“Somehow, despite their mutual respect and occasional get-togethers, the friendship never deepened. Roth’s half of the correspondence is warm and funny (another difference: Roth was far funnier), his fondness tinged with envy. ‘Reading you when I’m at work discourages me terribly—that fucking fluency!’ Roth wrote Updike in 1978. That wasn’t the only source of envy. ‘He knows so much, about golf, about porn, about kids, about America,’ Roth told David Plante. ‘I don’t know anything about anything.’ Indeed, one picks up on a subtle antagonism to Roth’s joshing. ‘Poor Rabbit. Must he die just because you’re tired?’ he needled Updike in 1990. More than once, Roth bristled at Updike’s criticism. He couldn’t understand Jewish novels; he had no comprehension of Jewish history or the Jewish psyche. ‘We are in history up to our knees,’ he told an interviewer, dismissing Updike’s review of The Anatomy Lesson.
“To some degree, both men were guarded and self-protective. Updike’s shield was amiability; Roth’s was humor and flattery. Of the two, Roth seemed more eager to pursue a deeper friendship. Roth professed ‘affectionate sympathy and something even more than that’ to Updike in 1991, yet sensed a certain resistance, a studied aloofness, on Updike’s part. Any chance for friendship was ruined by Updike’s incisive criticism of Roth’s novels. Reviewing The Anatomy Lesson, Updike complained of ‘the grinding, whining paragraphs’ and suggested that ‘by the age of fifty a writer should have settled his old scores.’ That rankled. In 1993, Updike delivered several sharp blows to Roth’s ego in the process of criticizing Operation Shylock (final verdict: Roth was ‘an exhausting author to be with’). The final blow came in 1999, when Updike, writing in The New York Review of Books, endorsed Claire Bloom’s vindictive memoir of her relationship with Roth. That did it: Roth was furious; the men never spoke again. Late in life, his wounds somewhat healed, Roth would claim to regret their estrangement. ‘I think you are next after Gordimer,’ he wrote Updike in October 1991. Of course, neither would follow Gordimer, which proved another lasting connection between the men—America’s greatest nonwinners of the Nobel Prize.”

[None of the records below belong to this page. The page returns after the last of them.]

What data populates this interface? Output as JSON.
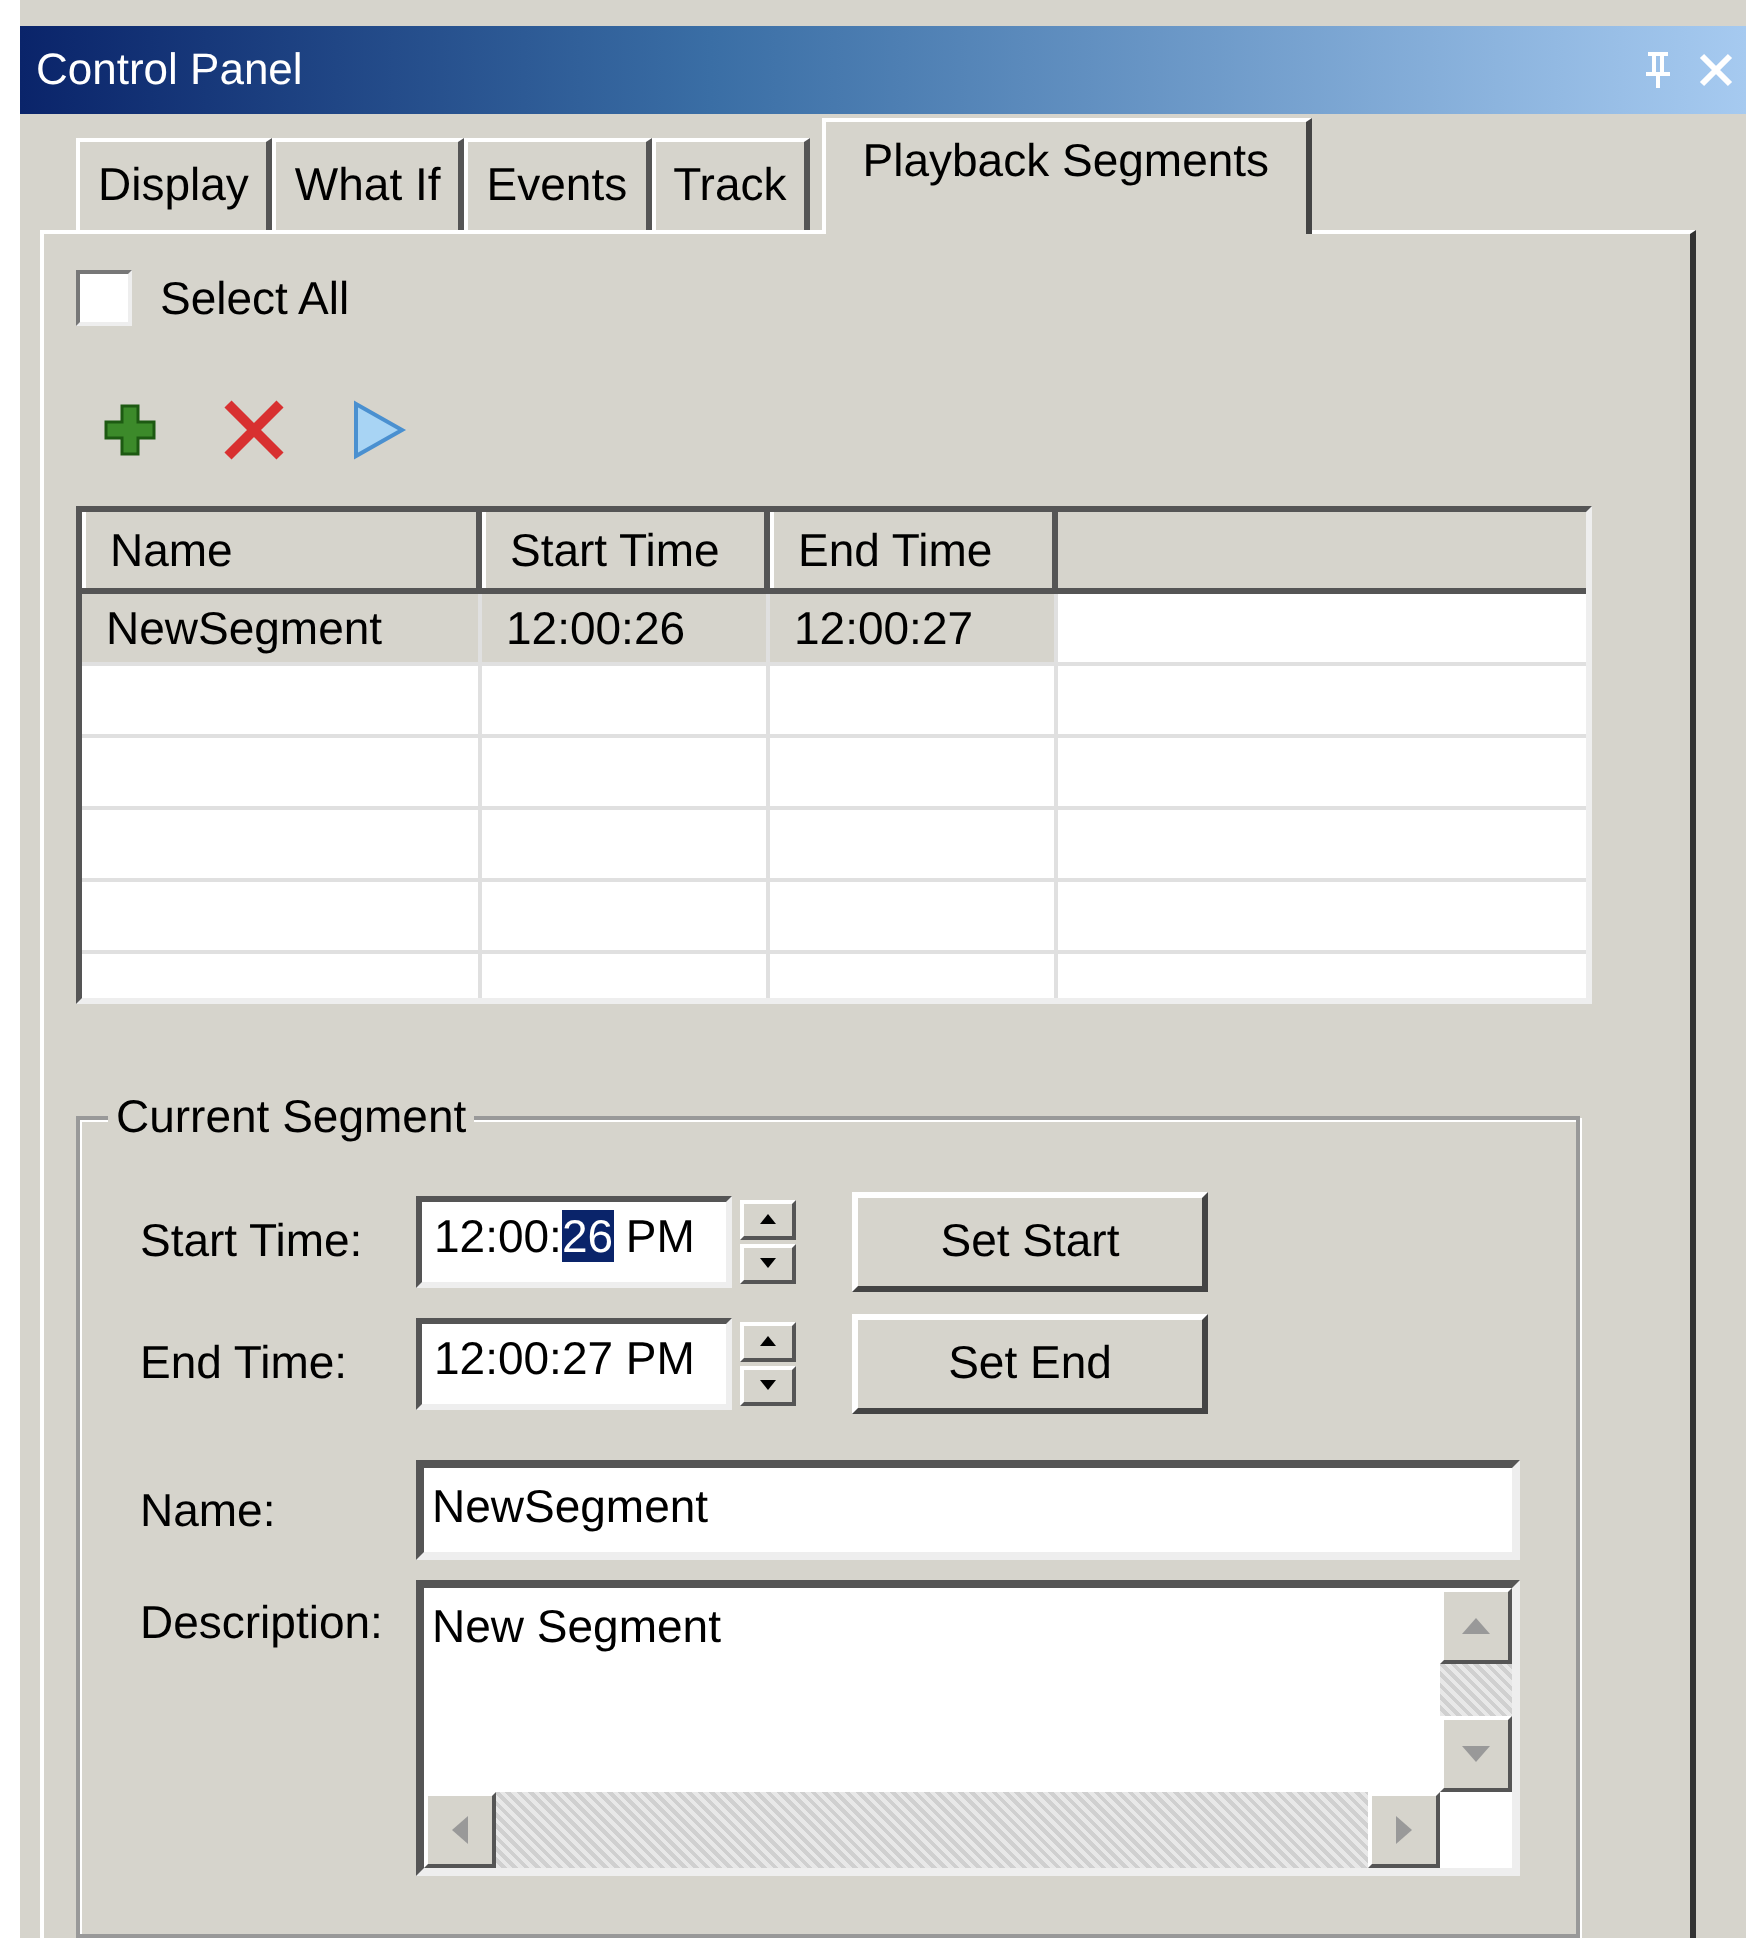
{
  "window": {
    "title": "Control Panel"
  },
  "tabs": [
    {
      "label": "Display",
      "selected": false
    },
    {
      "label": "What If",
      "selected": false
    },
    {
      "label": "Events",
      "selected": false
    },
    {
      "label": "Track",
      "selected": false
    },
    {
      "label": "Playback Segments",
      "selected": true
    }
  ],
  "select_all": {
    "label": "Select All",
    "checked": false
  },
  "table": {
    "columns": [
      "Name",
      "Start Time",
      "End Time"
    ],
    "rows": [
      {
        "cells": [
          "NewSegment",
          "12:00:26",
          "12:00:27"
        ],
        "selected": true
      }
    ]
  },
  "current_segment": {
    "title": "Current Segment",
    "times": [
      {
        "label": "Start Time:",
        "value_parts": [
          {
            "text": "12:00:",
            "selected": false
          },
          {
            "text": "26",
            "selected": true
          },
          {
            "text": " PM",
            "selected": false
          }
        ],
        "button": "Set Start"
      },
      {
        "label": "End Time:",
        "value_parts": [
          {
            "text": "12:00:27 PM",
            "selected": false
          }
        ],
        "button": "Set End"
      }
    ],
    "name": {
      "label": "Name:",
      "value": "NewSegment"
    },
    "description": {
      "label": "Description:",
      "value": "New Segment"
    }
  }
}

The fascinating article based on letters from the Philip Roth Archive covers a lot more ground than this. Here’s the link.